6. To guide, train and inspire workers in the efficient performance of work
7. To enforce rules and regulations so as to maintain discipline;
8. To communicate managerial policies and decisions to workers;
9. To convey worker's suggestion and grievances to management; and
10. To review quantity and quality of performance and to take corrective action, if necessary.

Saturday, January 8, 2011


Supervision is an important element of directing function of management. Managers at all levels perform the supervisory function. It is not the responsibility of first line supervisors only. At the top level of an organisation, the proportion of direct supervision is comparatively less than at middle and operating levels level managers supervise the work of departmental heads who in turn supervise operating executives. At each level, supervision is required to translate plans and programmes into action. At the lowest level managers have the primary duty for supervision and, therefore, they are known as supervisors
Supervision means overseeing the subordinates at work to ensure that they are working according to plans and policies of the organisation. It involves direct face-to-face contact between the supervisor and his subordinates. The aim of supervision is to ensure that subordinates work efficiently and effectively to accomplish the organisational objectives. It involves inter-personal relationship in day-to-day work. A supervisor is known by different names, e.g., foreman, overseer, superintendent, section officer, etc He constitutes the lowest rung of the management ladder and is in charge of workers. But the first-line supervisor occupies a strategic position in the hierarchy of an organisation. Supervisor is the vital link between workers and management. He is representative of management and a key figure from the viewpoint of workers. He is directly responsible for issuing orders and instructions, laying down work methods and procedures and initiating action.
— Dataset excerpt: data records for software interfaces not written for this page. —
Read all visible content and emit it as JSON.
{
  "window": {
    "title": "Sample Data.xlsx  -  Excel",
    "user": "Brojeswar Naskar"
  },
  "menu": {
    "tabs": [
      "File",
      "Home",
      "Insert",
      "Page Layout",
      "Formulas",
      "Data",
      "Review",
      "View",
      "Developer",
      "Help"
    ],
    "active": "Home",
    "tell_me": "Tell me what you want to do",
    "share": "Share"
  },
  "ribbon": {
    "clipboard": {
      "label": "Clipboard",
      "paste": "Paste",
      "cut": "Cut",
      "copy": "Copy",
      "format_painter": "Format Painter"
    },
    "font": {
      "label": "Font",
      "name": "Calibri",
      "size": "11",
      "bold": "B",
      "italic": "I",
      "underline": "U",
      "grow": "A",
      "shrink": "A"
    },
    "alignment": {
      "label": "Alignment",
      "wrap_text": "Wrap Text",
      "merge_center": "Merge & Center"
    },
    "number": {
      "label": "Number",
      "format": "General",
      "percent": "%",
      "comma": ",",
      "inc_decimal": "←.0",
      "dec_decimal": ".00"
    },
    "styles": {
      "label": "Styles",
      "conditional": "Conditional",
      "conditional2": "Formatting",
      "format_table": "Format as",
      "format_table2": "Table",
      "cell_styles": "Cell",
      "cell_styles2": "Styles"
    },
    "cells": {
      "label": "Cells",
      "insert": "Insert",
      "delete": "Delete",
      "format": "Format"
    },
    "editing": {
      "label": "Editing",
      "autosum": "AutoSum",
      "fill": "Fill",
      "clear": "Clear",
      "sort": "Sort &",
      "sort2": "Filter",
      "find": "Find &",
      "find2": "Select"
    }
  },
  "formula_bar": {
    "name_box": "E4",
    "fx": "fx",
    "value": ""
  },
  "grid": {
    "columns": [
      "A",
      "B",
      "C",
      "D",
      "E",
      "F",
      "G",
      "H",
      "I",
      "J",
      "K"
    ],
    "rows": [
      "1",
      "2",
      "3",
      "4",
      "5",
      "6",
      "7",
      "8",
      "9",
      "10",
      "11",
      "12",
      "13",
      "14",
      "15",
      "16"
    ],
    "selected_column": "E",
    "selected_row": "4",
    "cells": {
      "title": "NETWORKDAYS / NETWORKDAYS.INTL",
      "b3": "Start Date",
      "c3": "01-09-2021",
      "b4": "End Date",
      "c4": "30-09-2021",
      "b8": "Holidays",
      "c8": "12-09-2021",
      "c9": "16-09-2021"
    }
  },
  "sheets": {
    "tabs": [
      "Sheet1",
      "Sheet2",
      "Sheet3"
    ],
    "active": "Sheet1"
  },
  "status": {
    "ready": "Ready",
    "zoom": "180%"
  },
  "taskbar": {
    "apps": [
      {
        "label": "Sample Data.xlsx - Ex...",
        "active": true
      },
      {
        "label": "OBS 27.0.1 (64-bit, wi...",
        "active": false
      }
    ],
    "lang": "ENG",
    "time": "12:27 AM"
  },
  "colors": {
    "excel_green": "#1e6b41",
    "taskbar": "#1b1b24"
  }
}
He gets the managerial plans translated into action, spots deviations from plans and takes the necessary corrective action. He is primarily responsible for the successful performance of work on the operating level. The position of a supervisor is very critical. He is known as the 'man in the middle' because he represents both management and workers

Wednesday, January 5, 2011


Communication is characterised by the following salient features:
1. Communication is essentially a two-way process, involving a sender and a receiver. One person alone cannot communicate. There is no communication until the message is received and understood by the receiver. It takes two to complete communication.
2. The message should be interpreted by the receiver in the same sense as intended by the sender. The basic purpose of communication is to create mutual understanding. Therefore, communication is complete only when the message is correctly understood and the response to it becomes known to the sender.
3. The message must have substance. It should contain information or ideas which are of interest to the receiver. It is meaningless to talk about book to a person who cannot read.
4. Communication is a pervasive function. It is used by managers at all levels of organisation and in all areas of operations.
5. Communication is an on-going process. There must be continuous inter¬change of messages between people working together in a group.
6. Communication does not mean mere oral or written messages. It includes
7. Speaking, writing, acting and listening, reading, observing or watching are
the fundamental aspects of communication

Tuesday, January 4, 2011


The word 'communication' has been derived from the Latin word 'communis' which implies common. Thus, communication may be defined as interchange of thought and information to bring about mutual understanding. It involves exchange or sharing of ideas, opinions and facts between two or more persons. It is the process of conveying written, verbal or gestural messages from one person to another so that they are understood. According to Theo Haimann, "Communication is the process of passing information and understanding from one person to another.... It is the process of imparting ideas and making oneself understood by other."